Ólafur Arnalds Ólafur Arnalds? And They Have Escaped The Weight Of Darkness
ERASED TAPESWe had been following the Icelandic composer Ólafur Arnalds closely since he surprised the indie community with his first album, “Eulogy For Evolution,” which followed the neoclassic path with rigorous, serious composition, explicitly instrumental intentions, academically ambitious arrangements, and an electronic addition here and there as a wink and concession to the sub-genre already bubbling over in 2007, when it came out—all despite its geographical origin, Iceland, and the record label behind it, Erased Tapes (with its post-rock affiliations). Since then, and due to his young age when he recorded this coming-out album (he was just over 21), he became the protégée, the spoiled child, the golden boy of the neoclassic universe. He continued along and enlarged his own trail with an especially prolific, active, regular career the two following years with an EP, the more orthodox “Variations Of Static,” and two albums, the more experimental “Dyad 1909,” created as musical accompaniment for a work by the choreographer Wayne McGregor, and “Found Songs,” a compilation of songs that he himself was hanging for a few months on his website.

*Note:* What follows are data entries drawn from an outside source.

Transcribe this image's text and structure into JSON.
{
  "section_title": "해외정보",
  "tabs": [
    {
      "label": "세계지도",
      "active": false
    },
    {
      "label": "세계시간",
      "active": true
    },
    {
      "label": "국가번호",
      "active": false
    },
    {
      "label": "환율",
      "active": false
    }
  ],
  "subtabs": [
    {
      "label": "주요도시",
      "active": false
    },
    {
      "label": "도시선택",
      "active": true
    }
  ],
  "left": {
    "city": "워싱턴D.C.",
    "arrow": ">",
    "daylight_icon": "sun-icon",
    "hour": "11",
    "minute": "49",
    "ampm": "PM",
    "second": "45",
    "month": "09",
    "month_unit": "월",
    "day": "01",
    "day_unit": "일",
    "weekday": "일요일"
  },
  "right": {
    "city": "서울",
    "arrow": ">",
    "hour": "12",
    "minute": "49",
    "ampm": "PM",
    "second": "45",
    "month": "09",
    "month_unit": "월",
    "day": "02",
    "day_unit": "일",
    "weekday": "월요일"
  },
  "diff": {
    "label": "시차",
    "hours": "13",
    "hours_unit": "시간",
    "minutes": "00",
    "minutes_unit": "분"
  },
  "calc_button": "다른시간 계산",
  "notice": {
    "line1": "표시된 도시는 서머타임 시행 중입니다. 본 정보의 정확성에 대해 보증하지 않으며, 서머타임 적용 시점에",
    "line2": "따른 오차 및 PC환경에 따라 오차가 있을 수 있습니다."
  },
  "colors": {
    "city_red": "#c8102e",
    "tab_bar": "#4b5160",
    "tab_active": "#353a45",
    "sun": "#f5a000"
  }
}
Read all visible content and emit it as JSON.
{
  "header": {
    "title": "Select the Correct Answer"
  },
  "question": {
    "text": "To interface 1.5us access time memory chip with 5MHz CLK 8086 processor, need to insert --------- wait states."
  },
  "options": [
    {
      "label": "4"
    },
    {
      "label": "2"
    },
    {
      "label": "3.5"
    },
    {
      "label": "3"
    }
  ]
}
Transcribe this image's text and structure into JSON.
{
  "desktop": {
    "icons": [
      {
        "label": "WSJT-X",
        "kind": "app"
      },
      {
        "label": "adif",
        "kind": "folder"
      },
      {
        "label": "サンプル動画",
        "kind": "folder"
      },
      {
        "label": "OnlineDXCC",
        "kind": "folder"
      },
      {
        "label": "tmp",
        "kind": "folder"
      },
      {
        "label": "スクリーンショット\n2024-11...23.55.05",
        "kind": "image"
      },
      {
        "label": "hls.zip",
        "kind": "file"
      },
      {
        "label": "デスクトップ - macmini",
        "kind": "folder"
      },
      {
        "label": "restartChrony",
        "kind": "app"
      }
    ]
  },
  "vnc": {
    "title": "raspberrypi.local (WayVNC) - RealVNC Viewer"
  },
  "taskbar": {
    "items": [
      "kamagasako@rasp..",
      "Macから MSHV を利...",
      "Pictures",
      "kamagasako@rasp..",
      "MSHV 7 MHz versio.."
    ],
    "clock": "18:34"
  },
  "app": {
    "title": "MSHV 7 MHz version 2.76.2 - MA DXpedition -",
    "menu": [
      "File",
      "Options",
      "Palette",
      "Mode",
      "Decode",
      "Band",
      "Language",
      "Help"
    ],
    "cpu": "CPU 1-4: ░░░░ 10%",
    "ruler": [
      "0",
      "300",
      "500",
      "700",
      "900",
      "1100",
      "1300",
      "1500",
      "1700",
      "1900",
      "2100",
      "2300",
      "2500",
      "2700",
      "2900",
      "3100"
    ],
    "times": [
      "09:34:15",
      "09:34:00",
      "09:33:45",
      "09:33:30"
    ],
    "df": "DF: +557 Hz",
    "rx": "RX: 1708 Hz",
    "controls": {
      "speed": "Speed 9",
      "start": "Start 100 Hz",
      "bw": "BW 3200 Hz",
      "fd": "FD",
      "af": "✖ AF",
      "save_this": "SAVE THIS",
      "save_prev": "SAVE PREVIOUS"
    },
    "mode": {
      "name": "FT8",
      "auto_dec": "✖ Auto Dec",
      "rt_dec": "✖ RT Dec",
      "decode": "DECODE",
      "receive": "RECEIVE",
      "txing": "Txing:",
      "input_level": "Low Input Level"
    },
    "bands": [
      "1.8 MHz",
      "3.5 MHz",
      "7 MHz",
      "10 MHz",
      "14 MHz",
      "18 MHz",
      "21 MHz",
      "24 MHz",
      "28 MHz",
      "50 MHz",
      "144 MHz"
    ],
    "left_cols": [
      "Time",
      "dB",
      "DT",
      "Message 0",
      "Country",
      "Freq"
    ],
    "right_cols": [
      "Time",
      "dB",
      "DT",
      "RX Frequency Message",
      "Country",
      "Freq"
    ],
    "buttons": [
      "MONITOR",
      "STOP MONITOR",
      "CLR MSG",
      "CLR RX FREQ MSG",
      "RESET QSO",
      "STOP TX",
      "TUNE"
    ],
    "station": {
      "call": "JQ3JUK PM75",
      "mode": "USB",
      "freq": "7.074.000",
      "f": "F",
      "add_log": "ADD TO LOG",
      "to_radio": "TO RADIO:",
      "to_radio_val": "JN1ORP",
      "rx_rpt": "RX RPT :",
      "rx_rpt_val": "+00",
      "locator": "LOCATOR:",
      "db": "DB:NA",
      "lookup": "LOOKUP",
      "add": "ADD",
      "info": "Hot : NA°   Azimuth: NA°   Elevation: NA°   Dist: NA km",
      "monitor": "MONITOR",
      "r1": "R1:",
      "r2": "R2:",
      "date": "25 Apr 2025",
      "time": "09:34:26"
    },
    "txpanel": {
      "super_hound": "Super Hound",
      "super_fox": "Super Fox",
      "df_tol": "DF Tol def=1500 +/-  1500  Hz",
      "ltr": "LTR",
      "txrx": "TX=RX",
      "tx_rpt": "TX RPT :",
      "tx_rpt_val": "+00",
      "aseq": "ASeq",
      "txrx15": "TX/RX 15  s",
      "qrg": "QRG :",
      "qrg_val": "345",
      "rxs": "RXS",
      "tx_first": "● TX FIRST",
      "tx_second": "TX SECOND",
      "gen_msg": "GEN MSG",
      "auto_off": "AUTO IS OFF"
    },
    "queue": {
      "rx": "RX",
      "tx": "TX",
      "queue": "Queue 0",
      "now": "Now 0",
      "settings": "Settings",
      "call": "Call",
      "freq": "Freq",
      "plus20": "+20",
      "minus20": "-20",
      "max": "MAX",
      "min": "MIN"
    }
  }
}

In just over three years, the composer and musician has shown above all a constant, serious pace of work, as well as an interesting degree of perfectionism and self-exigency that has had a positive effect on a legacy that it is difficult to find fault with. Musically, his discourse has circulated within the more traditional language of contemporary music with elegance and sophistication, without renouncing a bit of flirting with a more pop, electronic structure, which helps him give a more modern, daring focus to his basic proposal, justifying the meaning of the “neoclassic” label. Arnalds builds his songs based on the piano, the cornerstone of his sound, and from there he raises monuments with very refined string arrangements and occasional digital touches. With such an encouraging panorama, it seemed clear that this Icelandic composer had only to finally present us with entirely new material, designed, written, and executed specifically for this occasion. This would place an accent on two fundamental aspects: on one hand, to show that the teachings of his previous works could go further, grow and expand from all points of view, that there would be no stagnation; and second, that he would be able to transcend his own discourse and evolve, mature, and blaze new trails. And he has successfully done both of these things.
“…And They Have Escaped The Weight Of Darkness” is, above all, the stylising and streamlining of the Arnalds universe. Where before you could tell that he raised the tone too much, where you realised that some arrangements weren’t necessary or that some compositions were worked on more than others—small flaws that never spoiled the contents—here it is all more balanced, considered down to the smallest detail, perfectly calibrated. This is a more subtle Arnalds, especially at the beginning of the album, where he feels no need to automatically seek out a crescendo. The two first songs avoid precisely that, with the piano acting as the backbone and modest string arrangements complementing the action, without stridency, a soft, gentle quartet sonata. It is in the third song, “Tunglið,” that we hear the first signs of change and of the artist’s expressive, creative play. A drum comes up and all hell breaks loose: a sound explosion like Sigur Rós, an increase in intensity and the appearance of muscle, not very visible in his career. Something similar occurs in “Gleypa Okkur”, with a drum, guitar, and a subtle chorus of background voices who bring the author to the edge of the most biting post-rock. And last but not least, the closing song incorporates an electronic beat, wind instruments, and drumrolls that help to outline this turn towards a more physical, also more exultant proposal, in which the creator’s raging romanticism also shows signs of vitality and power, not only self-absorption and flagellation.
The dynamic doesn’t only change in this sense. Here, we also discover the composer’s more “soundtrack” side. “Hægt, Kemur Ljósið” is probably the best creation of his career, a lovely mosaic, vibrant, pure ecstasy, mixing chord arrangements that James Newton Howard and Thomas Newman would kill for, and a rhythmic, instrumental base that injects more life, energy and emotional exaltation into the whole. Submerged in a comforting sadness, pure post-romantic melancholy, elegant, modern, challenging, “…And They Have Escaped The Weight Of Darkness” is an album that leads you to wish with all your heart that somebody had broken that heart just before listening to it, so that you could enjoy it even more. An explosion of total emotion that serves to provide the biggest possible framework for a result that fulfils expectations, meets its goals, and increases confidence in Ólafur Arnalds as the great hope of present and future European neoclassicism, more consolidated today than yesterday, but not as much as it will be tomorrow.